:: Task inputs ::

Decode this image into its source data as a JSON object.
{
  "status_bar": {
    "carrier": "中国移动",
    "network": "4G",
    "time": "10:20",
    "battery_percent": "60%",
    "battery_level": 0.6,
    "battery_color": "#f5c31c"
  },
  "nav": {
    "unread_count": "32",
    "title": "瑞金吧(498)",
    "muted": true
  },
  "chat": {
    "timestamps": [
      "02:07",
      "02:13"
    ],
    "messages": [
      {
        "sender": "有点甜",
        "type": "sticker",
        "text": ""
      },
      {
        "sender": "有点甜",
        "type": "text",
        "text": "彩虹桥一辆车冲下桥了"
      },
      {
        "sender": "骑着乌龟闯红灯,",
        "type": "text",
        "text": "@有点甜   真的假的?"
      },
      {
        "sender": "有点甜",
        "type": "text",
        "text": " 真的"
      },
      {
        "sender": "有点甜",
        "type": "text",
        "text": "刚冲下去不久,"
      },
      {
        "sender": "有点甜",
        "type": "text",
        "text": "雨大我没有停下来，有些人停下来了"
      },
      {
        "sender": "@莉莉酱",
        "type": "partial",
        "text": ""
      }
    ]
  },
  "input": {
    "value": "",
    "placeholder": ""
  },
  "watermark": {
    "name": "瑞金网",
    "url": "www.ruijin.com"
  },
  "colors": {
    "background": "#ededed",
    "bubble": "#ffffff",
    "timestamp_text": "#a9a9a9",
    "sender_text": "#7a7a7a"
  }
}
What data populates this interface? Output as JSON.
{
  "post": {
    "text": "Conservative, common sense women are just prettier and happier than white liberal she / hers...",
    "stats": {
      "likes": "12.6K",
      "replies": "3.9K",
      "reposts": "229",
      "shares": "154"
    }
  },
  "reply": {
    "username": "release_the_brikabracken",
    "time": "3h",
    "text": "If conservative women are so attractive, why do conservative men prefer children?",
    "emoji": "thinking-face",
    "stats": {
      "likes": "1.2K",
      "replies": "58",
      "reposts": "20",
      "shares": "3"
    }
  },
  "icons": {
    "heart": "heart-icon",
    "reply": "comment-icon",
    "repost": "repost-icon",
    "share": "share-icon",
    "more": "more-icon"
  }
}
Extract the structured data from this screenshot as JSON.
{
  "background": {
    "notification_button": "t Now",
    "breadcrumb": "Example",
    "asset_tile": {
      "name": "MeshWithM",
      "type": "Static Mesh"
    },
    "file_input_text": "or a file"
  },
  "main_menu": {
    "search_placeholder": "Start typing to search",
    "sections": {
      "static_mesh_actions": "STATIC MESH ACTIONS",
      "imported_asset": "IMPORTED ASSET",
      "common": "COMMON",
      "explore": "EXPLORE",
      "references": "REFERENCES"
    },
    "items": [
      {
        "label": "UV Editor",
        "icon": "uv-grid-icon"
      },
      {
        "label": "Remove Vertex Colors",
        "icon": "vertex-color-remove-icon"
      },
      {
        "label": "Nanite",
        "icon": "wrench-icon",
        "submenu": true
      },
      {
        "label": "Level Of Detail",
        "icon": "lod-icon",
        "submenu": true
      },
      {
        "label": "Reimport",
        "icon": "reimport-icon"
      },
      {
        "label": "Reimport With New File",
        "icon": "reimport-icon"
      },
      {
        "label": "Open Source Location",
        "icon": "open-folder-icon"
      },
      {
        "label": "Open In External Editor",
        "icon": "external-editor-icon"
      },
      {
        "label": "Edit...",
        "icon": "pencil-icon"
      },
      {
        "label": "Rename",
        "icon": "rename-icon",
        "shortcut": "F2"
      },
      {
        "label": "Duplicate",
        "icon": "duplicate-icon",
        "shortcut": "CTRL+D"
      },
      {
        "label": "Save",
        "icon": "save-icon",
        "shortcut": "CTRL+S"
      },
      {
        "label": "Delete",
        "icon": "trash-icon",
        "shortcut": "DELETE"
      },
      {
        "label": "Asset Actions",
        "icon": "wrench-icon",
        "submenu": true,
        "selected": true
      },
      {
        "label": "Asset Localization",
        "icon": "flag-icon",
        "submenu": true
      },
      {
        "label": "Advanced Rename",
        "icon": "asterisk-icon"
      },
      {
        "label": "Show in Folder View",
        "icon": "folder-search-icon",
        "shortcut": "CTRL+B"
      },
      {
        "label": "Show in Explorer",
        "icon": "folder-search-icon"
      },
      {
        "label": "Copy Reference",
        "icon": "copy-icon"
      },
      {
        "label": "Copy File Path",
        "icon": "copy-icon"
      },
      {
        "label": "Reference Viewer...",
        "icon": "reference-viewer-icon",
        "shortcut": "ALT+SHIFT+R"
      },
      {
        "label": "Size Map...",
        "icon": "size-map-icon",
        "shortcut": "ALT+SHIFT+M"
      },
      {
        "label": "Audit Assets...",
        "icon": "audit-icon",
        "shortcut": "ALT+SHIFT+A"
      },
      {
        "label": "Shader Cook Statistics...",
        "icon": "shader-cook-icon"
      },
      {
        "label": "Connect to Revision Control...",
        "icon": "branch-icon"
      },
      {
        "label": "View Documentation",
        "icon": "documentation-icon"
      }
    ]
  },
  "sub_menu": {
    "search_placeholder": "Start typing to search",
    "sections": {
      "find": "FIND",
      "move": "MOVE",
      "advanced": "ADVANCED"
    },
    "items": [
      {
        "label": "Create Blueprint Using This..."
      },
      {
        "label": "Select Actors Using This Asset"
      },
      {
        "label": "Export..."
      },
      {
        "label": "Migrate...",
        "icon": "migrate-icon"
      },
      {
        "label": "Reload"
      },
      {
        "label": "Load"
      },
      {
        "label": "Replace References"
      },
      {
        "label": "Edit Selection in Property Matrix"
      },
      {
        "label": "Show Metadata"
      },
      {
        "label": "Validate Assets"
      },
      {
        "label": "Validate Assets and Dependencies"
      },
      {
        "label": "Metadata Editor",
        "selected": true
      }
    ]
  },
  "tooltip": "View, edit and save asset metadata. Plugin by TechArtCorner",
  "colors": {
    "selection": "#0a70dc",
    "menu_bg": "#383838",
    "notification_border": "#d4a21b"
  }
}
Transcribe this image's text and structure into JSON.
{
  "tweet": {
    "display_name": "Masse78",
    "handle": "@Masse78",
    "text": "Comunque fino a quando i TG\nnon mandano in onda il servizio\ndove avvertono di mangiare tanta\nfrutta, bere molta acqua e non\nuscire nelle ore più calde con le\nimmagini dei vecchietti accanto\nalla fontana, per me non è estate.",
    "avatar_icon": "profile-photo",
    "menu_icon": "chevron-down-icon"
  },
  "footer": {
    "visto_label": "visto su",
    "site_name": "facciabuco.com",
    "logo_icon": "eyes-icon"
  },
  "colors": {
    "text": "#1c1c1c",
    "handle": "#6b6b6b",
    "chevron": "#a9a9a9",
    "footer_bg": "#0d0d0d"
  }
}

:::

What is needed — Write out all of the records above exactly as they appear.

Response area —
Decode this image into its source data as a JSON object.
{
  "status_bar": {
    "carrier": "中国移动",
    "network": "4G",
    "time": "10:20",
    "battery_percent": "60%",
    "battery_level": 0.6,
    "battery_color": "#f5c31c"
  },
  "nav": {
    "unread_count": "32",
    "title": "瑞金吧(498)",
    "muted": true
  },
  "chat": {
    "timestamps": [
      "02:07",
      "02:13"
    ],
    "messages": [
      {
        "sender": "有点甜",
        "type": "sticker",
        "text": ""
      },
      {
        "sender": "有点甜",
        "type": "text",
        "text": "彩虹桥一辆车冲下桥了"
      },
      {
        "sender": "骑着乌龟闯红灯,",
        "type": "text",
        "text": "@有点甜   真的假的?"
      },
      {
        "sender": "有点甜",
        "type": "text",
        "text": " 真的"
      },
      {
        "sender": "有点甜",
        "type": "text",
        "text": "刚冲下去不久,"
      },
      {
        "sender": "有点甜",
        "type": "text",
        "text": "雨大我没有停下来，有些人停下来了"
      },
      {
        "sender": "@莉莉酱",
        "type": "partial",
        "text": ""
      }
    ]
  },
  "input": {
    "value": "",
    "placeholder": ""
  },
  "watermark": {
    "name": "瑞金网",
    "url": "www.ruijin.com"
  },
  "colors": {
    "background": "#ededed",
    "bubble": "#ffffff",
    "timestamp_text": "#a9a9a9",
    "sender_text": "#7a7a7a"
  }
}
What data populates this interface? Output as JSON.
{
  "post": {
    "text": "Conservative, common sense women are just prettier and happier than white liberal she / hers...",
    "stats": {
      "likes": "12.6K",
      "replies": "3.9K",
      "reposts": "229",
      "shares": "154"
    }
  },
  "reply": {
    "username": "release_the_brikabracken",
    "time": "3h",
    "text": "If conservative women are so attractive, why do conservative men prefer children?",
    "emoji": "thinking-face",
    "stats": {
      "likes": "1.2K",
      "replies": "58",
      "reposts": "20",
      "shares": "3"
    }
  },
  "icons": {
    "heart": "heart-icon",
    "reply": "comment-icon",
    "repost": "repost-icon",
    "share": "share-icon",
    "more": "more-icon"
  }
}
Extract the structured data from this screenshot as JSON.
{
  "background": {
    "notification_button": "t Now",
    "breadcrumb": "Example",
    "asset_tile": {
      "name": "MeshWithM",
      "type": "Static Mesh"
    },
    "file_input_text": "or a file"
  },
  "main_menu": {
    "search_placeholder": "Start typing to search",
    "sections": {
      "static_mesh_actions": "STATIC MESH ACTIONS",
      "imported_asset": "IMPORTED ASSET",
      "common": "COMMON",
      "explore": "EXPLORE",
      "references": "REFERENCES"
    },
    "items": [
      {
        "label": "UV Editor",
        "icon": "uv-grid-icon"
      },
      {
        "label": "Remove Vertex Colors",
        "icon": "vertex-color-remove-icon"
      },
      {
        "label": "Nanite",
        "icon": "wrench-icon",
        "submenu": true
      },
      {
        "label": "Level Of Detail",
        "icon": "lod-icon",
        "submenu": true
      },
      {
        "label": "Reimport",
        "icon": "reimport-icon"
      },
      {
        "label": "Reimport With New File",
        "icon": "reimport-icon"
      },
      {
        "label": "Open Source Location",
        "icon": "open-folder-icon"
      },
      {
        "label": "Open In External Editor",
        "icon": "external-editor-icon"
      },
      {
        "label": "Edit...",
        "icon": "pencil-icon"
      },
      {
        "label": "Rename",
        "icon": "rename-icon",
        "shortcut": "F2"
      },
      {
        "label": "Duplicate",
        "icon": "duplicate-icon",
        "shortcut": "CTRL+D"
      },
      {
        "label": "Save",
        "icon": "save-icon",
        "shortcut": "CTRL+S"
      },
      {
        "label": "Delete",
        "icon": "trash-icon",
        "shortcut": "DELETE"
      },
      {
        "label": "Asset Actions",
        "icon": "wrench-icon",
        "submenu": true,
        "selected": true
      },
      {
        "label": "Asset Localization",
        "icon": "flag-icon",
        "submenu": true
      },
      {
        "label": "Advanced Rename",
        "icon": "asterisk-icon"
      },
      {
        "label": "Show in Folder View",
        "icon": "folder-search-icon",
        "shortcut": "CTRL+B"
      },
      {
        "label": "Show in Explorer",
        "icon": "folder-search-icon"
      },
      {
        "label": "Copy Reference",
        "icon": "copy-icon"
      },
      {
        "label": "Copy File Path",
        "icon": "copy-icon"
      },
      {
        "label": "Reference Viewer...",
        "icon": "reference-viewer-icon",
        "shortcut": "ALT+SHIFT+R"
      },
      {
        "label": "Size Map...",
        "icon": "size-map-icon",
        "shortcut": "ALT+SHIFT+M"
      },
      {
        "label": "Audit Assets...",
        "icon": "audit-icon",
        "shortcut": "ALT+SHIFT+A"
      },
      {
        "label": "Shader Cook Statistics...",
        "icon": "shader-cook-icon"
      },
      {
        "label": "Connect to Revision Control...",
        "icon": "branch-icon"
      },
      {
        "label": "View Documentation",
        "icon": "documentation-icon"
      }
    ]
  },
  "sub_menu": {
    "search_placeholder": "Start typing to search",
    "sections": {
      "find": "FIND",
      "move": "MOVE",
      "advanced": "ADVANCED"
    },
    "items": [
      {
        "label": "Create Blueprint Using This..."
      },
      {
        "label": "Select Actors Using This Asset"
      },
      {
        "label": "Export..."
      },
      {
        "label": "Migrate...",
        "icon": "migrate-icon"
      },
      {
        "label": "Reload"
      },
      {
        "label": "Load"
      },
      {
        "label": "Replace References"
      },
      {
        "label": "Edit Selection in Property Matrix"
      },
      {
        "label": "Show Metadata"
      },
      {
        "label": "Validate Assets"
      },
      {
        "label": "Validate Assets and Dependencies"
      },
      {
        "label": "Metadata Editor",
        "selected": true
      }
    ]
  },
  "tooltip": "View, edit and save asset metadata. Plugin by TechArtCorner",
  "colors": {
    "selection": "#0a70dc",
    "menu_bg": "#383838",
    "notification_border": "#d4a21b"
  }
}
Transcribe this image's text and structure into JSON.
{
  "tweet": {
    "display_name": "Masse78",
    "handle": "@Masse78",
    "text": "Comunque fino a quando i TG\nnon mandano in onda il servizio\ndove avvertono di mangiare tanta\nfrutta, bere molta acqua e non\nuscire nelle ore più calde con le\nimmagini dei vecchietti accanto\nalla fontana, per me non è estate.",
    "avatar_icon": "profile-photo",
    "menu_icon": "chevron-down-icon"
  },
  "footer": {
    "visto_label": "visto su",
    "site_name": "facciabuco.com",
    "logo_icon": "eyes-icon"
  },
  "colors": {
    "text": "#1c1c1c",
    "handle": "#6b6b6b",
    "chevron": "#a9a9a9",
    "footer_bg": "#0d0d0d"
  }
}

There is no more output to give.